What to work on: For the records shown below, return an exact copy that excludes the pictures.

*** Task material Section Begins ***

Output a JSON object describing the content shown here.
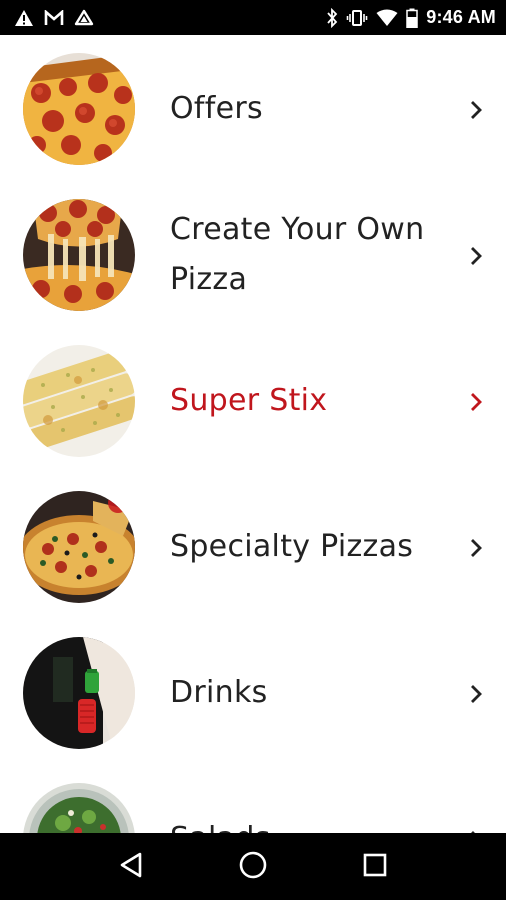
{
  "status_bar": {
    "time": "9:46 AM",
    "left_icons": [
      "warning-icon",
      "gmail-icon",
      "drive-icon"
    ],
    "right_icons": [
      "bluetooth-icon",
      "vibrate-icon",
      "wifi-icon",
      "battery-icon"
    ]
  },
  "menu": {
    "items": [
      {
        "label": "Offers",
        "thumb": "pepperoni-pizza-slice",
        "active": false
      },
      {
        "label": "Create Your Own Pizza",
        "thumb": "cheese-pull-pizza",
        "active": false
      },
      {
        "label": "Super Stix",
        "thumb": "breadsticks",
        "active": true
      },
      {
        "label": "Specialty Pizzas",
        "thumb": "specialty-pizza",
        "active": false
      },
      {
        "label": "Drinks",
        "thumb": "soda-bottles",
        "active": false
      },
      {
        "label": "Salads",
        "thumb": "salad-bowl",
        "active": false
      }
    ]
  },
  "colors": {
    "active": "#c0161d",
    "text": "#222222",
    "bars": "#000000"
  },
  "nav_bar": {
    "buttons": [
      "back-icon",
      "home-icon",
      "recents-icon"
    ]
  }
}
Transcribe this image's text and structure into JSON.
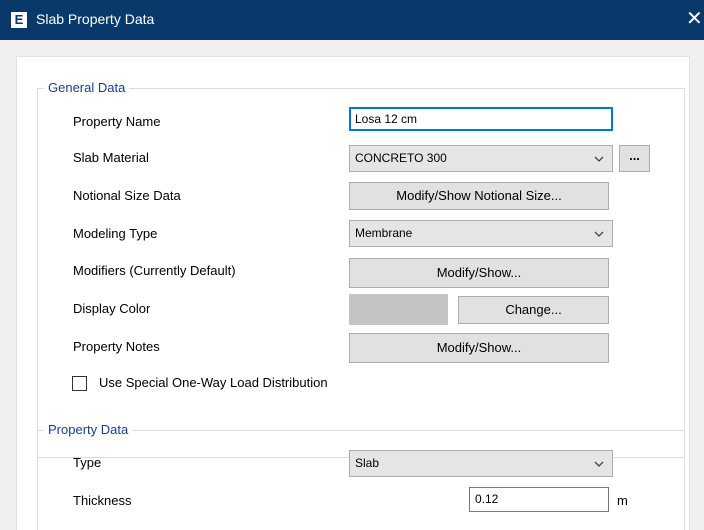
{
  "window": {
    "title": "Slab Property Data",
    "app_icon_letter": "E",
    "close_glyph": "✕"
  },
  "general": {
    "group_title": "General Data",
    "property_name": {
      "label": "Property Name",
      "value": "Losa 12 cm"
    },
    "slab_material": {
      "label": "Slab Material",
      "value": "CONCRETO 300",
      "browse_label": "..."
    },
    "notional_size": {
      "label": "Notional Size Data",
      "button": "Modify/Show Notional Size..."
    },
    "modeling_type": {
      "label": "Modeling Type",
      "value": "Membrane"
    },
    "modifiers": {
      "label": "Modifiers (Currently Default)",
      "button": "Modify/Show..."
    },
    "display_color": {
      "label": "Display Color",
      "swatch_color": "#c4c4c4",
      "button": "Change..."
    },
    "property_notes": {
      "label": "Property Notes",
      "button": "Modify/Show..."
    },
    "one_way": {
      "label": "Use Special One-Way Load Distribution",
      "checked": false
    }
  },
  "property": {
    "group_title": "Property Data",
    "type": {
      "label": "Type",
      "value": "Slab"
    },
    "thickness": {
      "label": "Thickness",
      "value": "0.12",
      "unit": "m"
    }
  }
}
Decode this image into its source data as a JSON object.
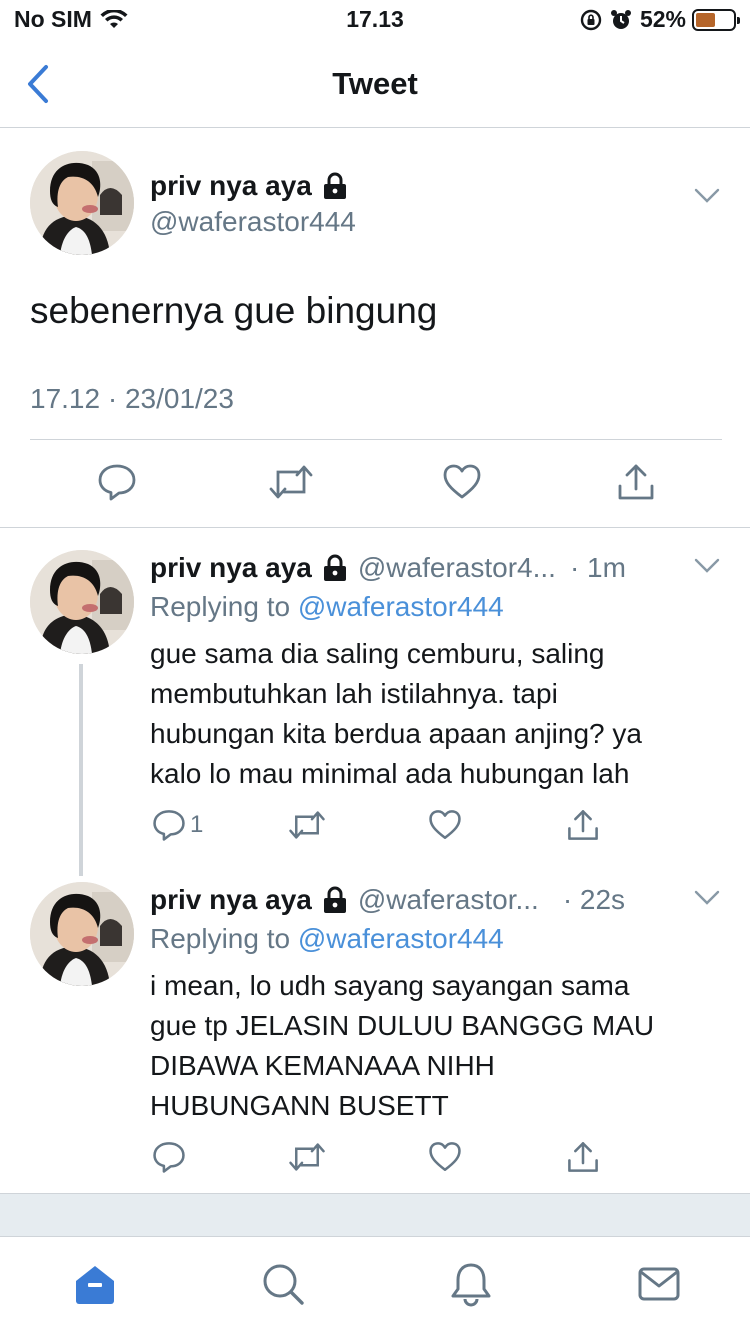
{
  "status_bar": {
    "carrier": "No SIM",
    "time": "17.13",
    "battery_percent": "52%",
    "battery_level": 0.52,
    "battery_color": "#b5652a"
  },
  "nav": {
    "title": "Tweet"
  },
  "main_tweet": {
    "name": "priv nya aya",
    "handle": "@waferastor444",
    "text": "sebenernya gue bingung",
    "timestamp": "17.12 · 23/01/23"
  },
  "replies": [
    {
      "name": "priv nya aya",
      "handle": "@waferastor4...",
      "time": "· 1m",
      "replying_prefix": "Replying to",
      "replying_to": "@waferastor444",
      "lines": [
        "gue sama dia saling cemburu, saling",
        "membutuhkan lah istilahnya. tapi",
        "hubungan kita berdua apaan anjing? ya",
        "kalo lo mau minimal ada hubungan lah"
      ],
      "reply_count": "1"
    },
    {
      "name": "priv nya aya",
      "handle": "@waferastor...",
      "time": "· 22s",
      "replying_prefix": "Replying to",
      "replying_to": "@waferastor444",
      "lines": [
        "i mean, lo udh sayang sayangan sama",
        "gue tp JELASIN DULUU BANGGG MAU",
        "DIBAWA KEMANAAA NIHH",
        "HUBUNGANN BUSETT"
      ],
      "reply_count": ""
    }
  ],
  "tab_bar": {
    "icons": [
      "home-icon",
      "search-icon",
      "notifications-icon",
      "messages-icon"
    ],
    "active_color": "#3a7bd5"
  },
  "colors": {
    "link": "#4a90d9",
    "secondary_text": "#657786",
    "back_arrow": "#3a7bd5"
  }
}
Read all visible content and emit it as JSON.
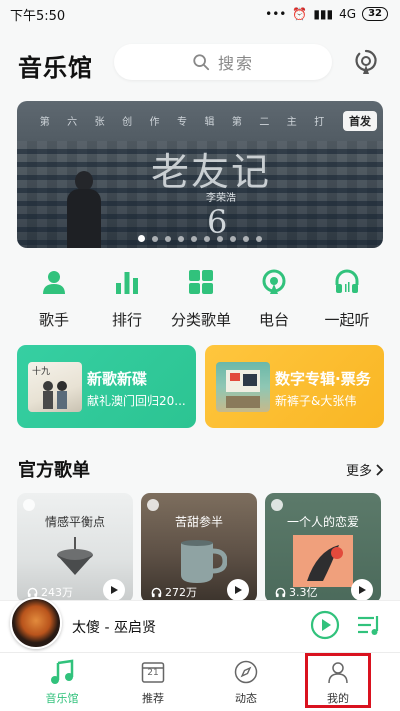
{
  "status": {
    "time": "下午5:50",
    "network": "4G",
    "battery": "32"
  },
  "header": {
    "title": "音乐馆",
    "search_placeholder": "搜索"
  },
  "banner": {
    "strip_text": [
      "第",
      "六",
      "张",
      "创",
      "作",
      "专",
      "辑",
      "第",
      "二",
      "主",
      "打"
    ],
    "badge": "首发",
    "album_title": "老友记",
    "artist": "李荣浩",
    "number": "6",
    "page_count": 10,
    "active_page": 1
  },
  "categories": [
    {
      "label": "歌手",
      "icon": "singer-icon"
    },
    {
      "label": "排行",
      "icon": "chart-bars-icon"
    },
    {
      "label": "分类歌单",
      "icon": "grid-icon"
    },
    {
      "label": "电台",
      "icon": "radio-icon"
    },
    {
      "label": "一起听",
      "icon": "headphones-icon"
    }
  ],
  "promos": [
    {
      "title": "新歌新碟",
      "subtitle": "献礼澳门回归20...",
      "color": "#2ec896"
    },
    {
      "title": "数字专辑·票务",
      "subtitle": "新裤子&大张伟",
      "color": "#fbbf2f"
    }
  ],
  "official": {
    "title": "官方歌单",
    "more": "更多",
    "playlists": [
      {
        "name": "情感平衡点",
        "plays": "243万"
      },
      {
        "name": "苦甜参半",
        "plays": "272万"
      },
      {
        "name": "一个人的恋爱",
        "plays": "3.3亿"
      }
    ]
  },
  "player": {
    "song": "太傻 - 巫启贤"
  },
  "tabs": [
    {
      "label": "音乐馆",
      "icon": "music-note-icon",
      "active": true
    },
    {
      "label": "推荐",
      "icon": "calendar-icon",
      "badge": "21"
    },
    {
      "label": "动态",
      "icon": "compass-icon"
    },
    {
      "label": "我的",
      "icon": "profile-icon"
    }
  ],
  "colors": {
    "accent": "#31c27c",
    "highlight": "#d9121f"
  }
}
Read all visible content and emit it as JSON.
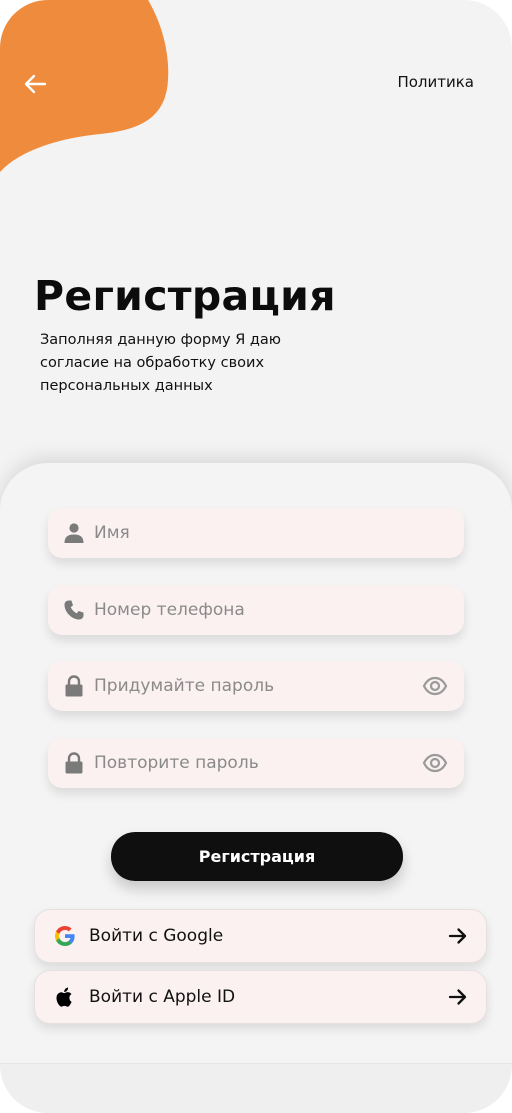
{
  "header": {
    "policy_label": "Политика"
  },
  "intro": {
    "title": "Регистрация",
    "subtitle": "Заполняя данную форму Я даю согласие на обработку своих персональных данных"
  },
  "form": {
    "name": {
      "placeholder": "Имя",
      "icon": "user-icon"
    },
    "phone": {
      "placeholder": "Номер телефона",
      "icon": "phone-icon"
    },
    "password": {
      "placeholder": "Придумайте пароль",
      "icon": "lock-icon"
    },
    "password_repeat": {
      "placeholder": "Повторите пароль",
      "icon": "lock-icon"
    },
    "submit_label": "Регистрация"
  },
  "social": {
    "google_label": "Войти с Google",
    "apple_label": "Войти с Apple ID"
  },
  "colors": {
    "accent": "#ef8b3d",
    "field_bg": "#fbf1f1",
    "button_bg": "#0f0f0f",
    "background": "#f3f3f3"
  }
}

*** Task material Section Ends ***

Problem solution:
Output a JSON object describing the content shown here.
{
  "status_bar": {
    "time": "9:46 AM",
    "left_icons": [
      "warning-icon",
      "gmail-icon",
      "drive-icon"
    ],
    "right_icons": [
      "bluetooth-icon",
      "vibrate-icon",
      "wifi-icon",
      "battery-icon"
    ]
  },
  "menu": {
    "items": [
      {
        "label": "Offers",
        "thumb": "pepperoni-pizza-slice",
        "active": false
      },
      {
        "label": "Create Your Own Pizza",
        "thumb": "cheese-pull-pizza",
        "active": false
      },
      {
        "label": "Super Stix",
        "thumb": "breadsticks",
        "active": true
      },
      {
        "label": "Specialty Pizzas",
        "thumb": "specialty-pizza",
        "active": false
      },
      {
        "label": "Drinks",
        "thumb": "soda-bottles",
        "active": false
      },
      {
        "label": "Salads",
        "thumb": "salad-bowl",
        "active": false
      }
    ]
  },
  "colors": {
    "active": "#c0161d",
    "text": "#222222",
    "bars": "#000000"
  },
  "nav_bar": {
    "buttons": [
      "back-icon",
      "home-icon",
      "recents-icon"
    ]
  }
}
Transcribe this image's text and structure into JSON.
{
  "window": {
    "title": "Slab Property Data",
    "app_icon_letter": "E",
    "close_glyph": "✕"
  },
  "general": {
    "group_title": "General Data",
    "property_name": {
      "label": "Property Name",
      "value": "Losa 12 cm"
    },
    "slab_material": {
      "label": "Slab Material",
      "value": "CONCRETO 300",
      "browse_label": "..."
    },
    "notional_size": {
      "label": "Notional Size Data",
      "button": "Modify/Show Notional Size..."
    },
    "modeling_type": {
      "label": "Modeling Type",
      "value": "Membrane"
    },
    "modifiers": {
      "label": "Modifiers (Currently Default)",
      "button": "Modify/Show..."
    },
    "display_color": {
      "label": "Display Color",
      "swatch_color": "#c4c4c4",
      "button": "Change..."
    },
    "property_notes": {
      "label": "Property Notes",
      "button": "Modify/Show..."
    },
    "one_way": {
      "label": "Use Special One-Way Load Distribution",
      "checked": false
    }
  },
  "property": {
    "group_title": "Property Data",
    "type": {
      "label": "Type",
      "value": "Slab"
    },
    "thickness": {
      "label": "Thickness",
      "value": "0.12",
      "unit": "m"
    }
  }
}
Decode this image into its source data as a JSON object.
{
  "status_bar": {
    "carrier": "No SIM",
    "time": "17.13",
    "battery_percent": "52%",
    "battery_level": 0.52,
    "battery_color": "#b5652a"
  },
  "nav": {
    "title": "Tweet"
  },
  "main_tweet": {
    "name": "priv nya aya",
    "handle": "@waferastor444",
    "text": "sebenernya gue bingung",
    "timestamp": "17.12 · 23/01/23"
  },
  "replies": [
    {
      "name": "priv nya aya",
      "handle": "@waferastor4...",
      "time": "· 1m",
      "replying_prefix": "Replying to",
      "replying_to": "@waferastor444",
      "lines": [
        "gue sama dia saling cemburu, saling",
        "membutuhkan lah istilahnya. tapi",
        "hubungan kita berdua apaan anjing? ya",
        "kalo lo mau minimal ada hubungan lah"
      ],
      "reply_count": "1"
    },
    {
      "name": "priv nya aya",
      "handle": "@waferastor...",
      "time": "· 22s",
      "replying_prefix": "Replying to",
      "replying_to": "@waferastor444",
      "lines": [
        "i mean, lo udh sayang sayangan sama",
        "gue tp JELASIN DULUU BANGGG MAU",
        "DIBAWA KEMANAAA NIHH",
        "HUBUNGANN BUSETT"
      ],
      "reply_count": ""
    }
  ],
  "tab_bar": {
    "icons": [
      "home-icon",
      "search-icon",
      "notifications-icon",
      "messages-icon"
    ],
    "active_color": "#3a7bd5"
  },
  "colors": {
    "link": "#4a90d9",
    "secondary_text": "#657786",
    "back_arrow": "#3a7bd5"
  }
}
Read all visible content and emit it as JSON.
{
  "status": {
    "time": "下午5:50",
    "network": "4G",
    "battery": "32"
  },
  "header": {
    "title": "音乐馆",
    "search_placeholder": "搜索"
  },
  "banner": {
    "strip_text": [
      "第",
      "六",
      "张",
      "创",
      "作",
      "专",
      "辑",
      "第",
      "二",
      "主",
      "打"
    ],
    "badge": "首发",
    "album_title": "老友记",
    "artist": "李荣浩",
    "number": "6",
    "page_count": 10,
    "active_page": 1
  },
  "categories": [
    {
      "label": "歌手",
      "icon": "singer-icon"
    },
    {
      "label": "排行",
      "icon": "chart-bars-icon"
    },
    {
      "label": "分类歌单",
      "icon": "grid-icon"
    },
    {
      "label": "电台",
      "icon": "radio-icon"
    },
    {
      "label": "一起听",
      "icon": "headphones-icon"
    }
  ],
  "promos": [
    {
      "title": "新歌新碟",
      "subtitle": "献礼澳门回归20...",
      "color": "#2ec896"
    },
    {
      "title": "数字专辑·票务",
      "subtitle": "新裤子&大张伟",
      "color": "#fbbf2f"
    }
  ],
  "official": {
    "title": "官方歌单",
    "more": "更多",
    "playlists": [
      {
        "name": "情感平衡点",
        "plays": "243万"
      },
      {
        "name": "苦甜参半",
        "plays": "272万"
      },
      {
        "name": "一个人的恋爱",
        "plays": "3.3亿"
      }
    ]
  },
  "player": {
    "song": "太傻 - 巫启贤"
  },
  "tabs": [
    {
      "label": "音乐馆",
      "icon": "music-note-icon",
      "active": true
    },
    {
      "label": "推荐",
      "icon": "calendar-icon",
      "badge": "21"
    },
    {
      "label": "动态",
      "icon": "compass-icon"
    },
    {
      "label": "我的",
      "icon": "profile-icon"
    }
  ],
  "colors": {
    "accent": "#31c27c",
    "highlight": "#d9121f"
  }
}
Read all visible content and emit it as JSON.
{
  "header": {
    "policy_label": "Политика"
  },
  "intro": {
    "title": "Регистрация",
    "subtitle": "Заполняя данную форму Я даю согласие на обработку своих персональных данных"
  },
  "form": {
    "name": {
      "placeholder": "Имя",
      "icon": "user-icon"
    },
    "phone": {
      "placeholder": "Номер телефона",
      "icon": "phone-icon"
    },
    "password": {
      "placeholder": "Придумайте пароль",
      "icon": "lock-icon"
    },
    "password_repeat": {
      "placeholder": "Повторите пароль",
      "icon": "lock-icon"
    },
    "submit_label": "Регистрация"
  },
  "social": {
    "google_label": "Войти с Google",
    "apple_label": "Войти с Apple ID"
  },
  "colors": {
    "accent": "#ef8b3d",
    "field_bg": "#fbf1f1",
    "button_bg": "#0f0f0f",
    "background": "#f3f3f3"
  }
}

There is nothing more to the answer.